Our tour guide, a librarian named Kevin, gave us some background information about the British Library.  Its American equivalent would be the Library of Congress.  I can hardly cope with the sheer amount of work they do at the British Library because it is a legal deposit library, meaning that this library receives a copy of every printed item in the UK and Ireland directly from the publisher.  Its three main obligations are to collect published output within three months, maintain said materials, and make those items available.  That is a lot of processing across multiple departments – acquisitions, technical services, and cataloguing come to mind first.

One of the most interesting aspects of the British Library was the storage and retrieval of items.  I have toured the University of South Carolina’s annex, where I first learned about shelving by size rather than traditional call numbers to maximize space, which is something they also do at the British Library.  Libraries almost don’t seem like libraries without a Dewey Decimal or Library of Congress call number (to me at least).  Since the British Library is a legal deposit library, storage is a vital.

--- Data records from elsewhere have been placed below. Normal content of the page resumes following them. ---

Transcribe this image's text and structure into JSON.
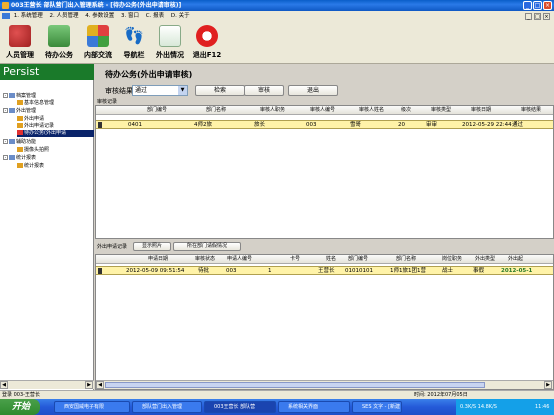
{
  "window": {
    "title": "003王营长   部队营门出入管理系统 - [待办公务(外出申请审核)]",
    "min": "_",
    "max": "□",
    "close": "×"
  },
  "menu": [
    "1. 系统管理",
    "2. 人员管理",
    "4. 参数设置",
    "3. 窗口",
    "C. 报表",
    "D. 关于"
  ],
  "toolbar": [
    {
      "label": "人员管理",
      "icon": "people-icon",
      "color": "#c03030"
    },
    {
      "label": "待办公务",
      "icon": "folder-icon",
      "color": "#3a9a3a"
    },
    {
      "label": "内部交流",
      "icon": "chat-icon",
      "color": "#3a7ad8"
    },
    {
      "label": "导航栏",
      "icon": "footprint-icon",
      "color": "#333333"
    },
    {
      "label": "外出情况",
      "icon": "document-icon",
      "color": "#5a9a5a"
    },
    {
      "label": "退出F12",
      "icon": "power-icon",
      "color": "#d82020"
    }
  ],
  "sidebar": {
    "header": "Persist",
    "tree": [
      {
        "label": "档案管理",
        "level": 0,
        "toggle": "-"
      },
      {
        "label": "基本信息管理",
        "level": 1
      },
      {
        "label": "外出管理",
        "level": 0,
        "toggle": "-"
      },
      {
        "label": "外出申请",
        "level": 1
      },
      {
        "label": "外出申请记录",
        "level": 1
      },
      {
        "label": "待办公务(外出申请",
        "level": 1,
        "selected": true
      },
      {
        "label": "辅助功能",
        "level": 0,
        "toggle": "-"
      },
      {
        "label": "摄像头拍照",
        "level": 1
      },
      {
        "label": "统计报表",
        "level": 0,
        "toggle": "-"
      },
      {
        "label": "统计报表",
        "level": 1
      }
    ]
  },
  "main": {
    "title": "待办公务(外出申请审核)",
    "filter_label": "审核结果",
    "filter_value": "通过",
    "buttons": {
      "search": "检索",
      "audit": "审核",
      "exit": "退出"
    },
    "grid1": {
      "caption": "审核记录",
      "columns": [
        "部门编号",
        "部门名称",
        "审核人职务",
        "审核人编号",
        "审核人姓名",
        "级次",
        "审核类型",
        "审核日期",
        "审核结果"
      ],
      "rows": [
        [
          "0401",
          "4师2旅",
          "旅长",
          "003",
          "雪哥",
          "20",
          "审审",
          "2012-05-29 22:44",
          "通过"
        ]
      ]
    },
    "grid2": {
      "caption": "外出申请记录",
      "btn_photo": "显示照片",
      "btn_dept": "所在部门请假情况",
      "columns": [
        "申请日期",
        "审核状态",
        "申请人编号",
        "卡号",
        "姓名",
        "部门编号",
        "部门名称",
        "岗位职务",
        "外出类型",
        "外出起"
      ],
      "rows": [
        [
          "2012-05-09 09:51:54",
          "待批",
          "003",
          "1",
          "王营长",
          "01010101",
          "1师1旅1团1营",
          "战士",
          "事假",
          "2012-05-1"
        ]
      ]
    }
  },
  "status": {
    "left": "登录 003-王营长",
    "right": "时间: 2012年07月05日"
  },
  "taskbar": {
    "start": "开始",
    "tasks": [
      "西安国威电子有限",
      "部队营门出入管理",
      "003王营长 部队营",
      "系统相关界面",
      "SES 文字 - [新建"
    ],
    "active_index": 2,
    "tray_text": "0.3K/S  14.8K/S",
    "clock": "11:46"
  }
}
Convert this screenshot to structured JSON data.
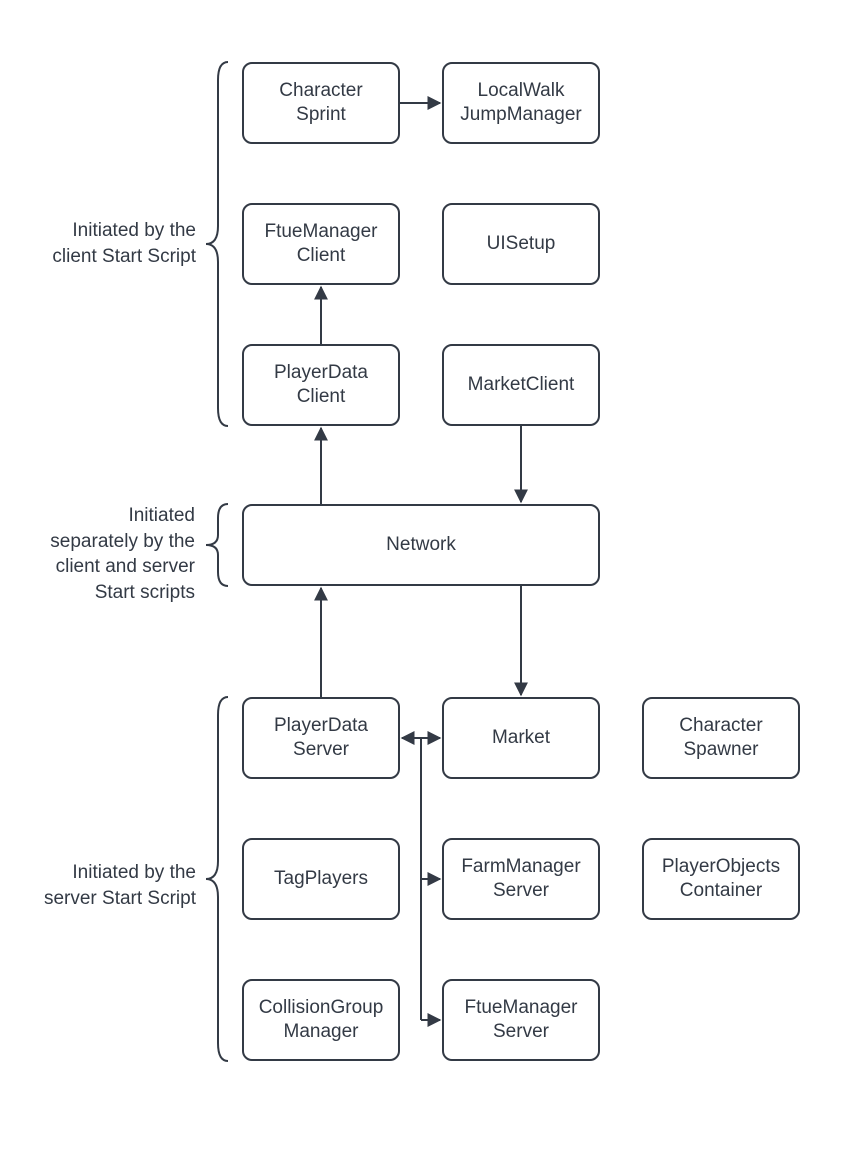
{
  "labels": {
    "client": "Initiated by the\nclient Start Script",
    "network": "Initiated\nseparately by the\nclient and server\nStart scripts",
    "server": "Initiated by the\nserver Start Script"
  },
  "nodes": {
    "characterSprint": "Character\nSprint",
    "localWalkJump": "LocalWalk\nJumpManager",
    "ftueManagerClient": "FtueManager\nClient",
    "uiSetup": "UISetup",
    "playerDataClient": "PlayerData\nClient",
    "marketClient": "MarketClient",
    "network": "Network",
    "playerDataServer": "PlayerData\nServer",
    "market": "Market",
    "characterSpawner": "Character\nSpawner",
    "tagPlayers": "TagPlayers",
    "farmManagerServer": "FarmManager\nServer",
    "playerObjectsContainer": "PlayerObjects\nContainer",
    "collisionGroupManager": "CollisionGroup\nManager",
    "ftueManagerServer": "FtueManager\nServer"
  }
}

Some people might be confused by the system at the British Library because the items are not browseable, that is if someone who is interested in researching the Monarch butterfly wants a book about Monarch butterflies, they cannot manually find and retrieve the book him- or herself.  They have off-site storage, but it does take an average of 48 hours to deliver the book.  Some of the books are stored underground, which is actually the largest subterranean facility in Europe.  Apparently the largest subterranean facility in the world is a prison in Colorado.  I definitely think that says something about differing social values in our respective countries.

I digress.  Since one cannot browse the shelf for 595.789 (the Dewey Decimal call number for Monarch butterflies), a reader may request items in the online catalogue.  An automated book retrieval system receives the information and then a mechanical book delivery system delivers the items.  This system makes for a relatively quick and easy retrieval system.  The order-to-pick up process must be under an hour and 10 minutes to maintain federal funding.  That is a lot of pressure to keep the system working properly.  Engineers check the systems every Sunday to ensure that things run smoothly.

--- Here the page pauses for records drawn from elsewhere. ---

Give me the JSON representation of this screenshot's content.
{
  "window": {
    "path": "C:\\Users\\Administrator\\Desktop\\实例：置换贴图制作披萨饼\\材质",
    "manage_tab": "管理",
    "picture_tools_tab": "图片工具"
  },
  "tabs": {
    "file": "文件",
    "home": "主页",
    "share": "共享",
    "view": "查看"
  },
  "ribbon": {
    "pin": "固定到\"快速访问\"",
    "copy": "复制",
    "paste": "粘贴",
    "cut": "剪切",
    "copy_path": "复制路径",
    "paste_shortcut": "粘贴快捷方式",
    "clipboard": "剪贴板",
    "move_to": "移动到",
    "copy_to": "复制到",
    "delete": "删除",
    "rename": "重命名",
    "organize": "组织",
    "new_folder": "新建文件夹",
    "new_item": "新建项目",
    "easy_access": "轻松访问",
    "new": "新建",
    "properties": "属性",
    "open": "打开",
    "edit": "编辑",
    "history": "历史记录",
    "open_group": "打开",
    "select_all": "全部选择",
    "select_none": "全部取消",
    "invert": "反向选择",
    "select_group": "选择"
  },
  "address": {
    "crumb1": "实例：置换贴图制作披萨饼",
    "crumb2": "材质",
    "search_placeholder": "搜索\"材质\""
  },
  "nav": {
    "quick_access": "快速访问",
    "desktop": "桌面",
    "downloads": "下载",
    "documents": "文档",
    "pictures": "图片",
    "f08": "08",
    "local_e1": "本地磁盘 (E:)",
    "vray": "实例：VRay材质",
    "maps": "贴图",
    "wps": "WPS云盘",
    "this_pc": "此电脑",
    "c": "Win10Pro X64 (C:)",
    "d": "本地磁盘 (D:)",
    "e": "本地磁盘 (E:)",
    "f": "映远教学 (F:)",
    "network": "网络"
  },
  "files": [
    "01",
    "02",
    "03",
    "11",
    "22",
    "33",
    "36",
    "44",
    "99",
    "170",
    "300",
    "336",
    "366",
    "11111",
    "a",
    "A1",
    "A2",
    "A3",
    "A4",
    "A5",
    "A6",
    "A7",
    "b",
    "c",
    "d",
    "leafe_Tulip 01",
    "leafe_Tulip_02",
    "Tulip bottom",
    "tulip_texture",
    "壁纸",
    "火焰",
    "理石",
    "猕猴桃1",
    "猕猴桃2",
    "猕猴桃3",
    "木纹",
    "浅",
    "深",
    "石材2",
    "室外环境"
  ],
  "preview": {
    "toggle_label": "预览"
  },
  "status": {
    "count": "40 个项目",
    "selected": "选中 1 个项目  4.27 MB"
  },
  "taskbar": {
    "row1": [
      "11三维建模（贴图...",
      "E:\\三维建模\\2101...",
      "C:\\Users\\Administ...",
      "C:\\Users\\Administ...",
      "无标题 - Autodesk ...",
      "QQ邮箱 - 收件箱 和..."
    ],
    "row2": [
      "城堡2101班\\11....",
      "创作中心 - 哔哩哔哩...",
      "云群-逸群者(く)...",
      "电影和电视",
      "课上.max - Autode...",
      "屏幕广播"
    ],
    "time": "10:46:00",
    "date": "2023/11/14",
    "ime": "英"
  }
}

This system somewhat reminds me of the BookBot at the Hunt Library because of its use of automation and storage.  The BookBot uses technology to better service and the Hunt Library also shelves items by size to save space.  I think that both libraries are quite innovative in the ways they solve problems of storage and service.  I love learning about ways libraries evolve to meet changing needs.  I think that ability to adapt is crucial to a library’s successful survival.

Since the readers/patrons/users cannot retrieve the books or other materials themselves, they must send their items to a reading room.  Though the books are not shelved by subject, the reading rooms are still categorized by subject matter (humanities, science, rare, etc.).  This system allows readers to have access to subject-appropriate reference librarians.  I never thought about structuring reference work this way because I have never witnessed it or worked in such a huge library before.

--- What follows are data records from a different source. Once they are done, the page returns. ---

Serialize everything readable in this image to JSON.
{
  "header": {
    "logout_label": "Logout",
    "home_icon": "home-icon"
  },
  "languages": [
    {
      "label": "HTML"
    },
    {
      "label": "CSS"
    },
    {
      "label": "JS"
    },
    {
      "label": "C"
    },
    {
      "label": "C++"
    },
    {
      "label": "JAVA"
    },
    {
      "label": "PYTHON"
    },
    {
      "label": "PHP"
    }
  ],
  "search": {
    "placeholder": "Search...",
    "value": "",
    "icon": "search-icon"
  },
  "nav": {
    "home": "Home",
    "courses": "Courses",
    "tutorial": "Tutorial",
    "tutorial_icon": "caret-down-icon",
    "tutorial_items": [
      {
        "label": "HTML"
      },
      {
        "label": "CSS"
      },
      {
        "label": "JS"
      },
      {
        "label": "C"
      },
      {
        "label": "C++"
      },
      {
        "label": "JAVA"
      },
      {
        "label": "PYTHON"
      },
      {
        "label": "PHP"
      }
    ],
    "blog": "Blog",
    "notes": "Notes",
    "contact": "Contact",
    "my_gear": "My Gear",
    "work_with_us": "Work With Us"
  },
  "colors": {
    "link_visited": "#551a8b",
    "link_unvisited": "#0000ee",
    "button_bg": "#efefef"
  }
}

These types of services and setups are alternative systems that I do not recall reading about in any of our introductory and/or reference textbooks.  We read about single service points, roving, and reference work versus reference transactions, but I do not recall information about alternative shelving systems, automated book retrievals, and their subsequent effects on reference work.  This visit was most illuminating, as I learned about other ways libraries function.

Royal Geographical Society

Royal Geographical Society

After our trip to the British Library, the gals and I headed to an exhibit at the Royal Geographic Society.  I’m glad that we visited because it ended the next day.  The photographs highlighted a variety of environmental issues around the world such as pollution, infanticide, and climate change.  It is amazing how much a photograph can say about the topic at hand.  Much to consider, friends.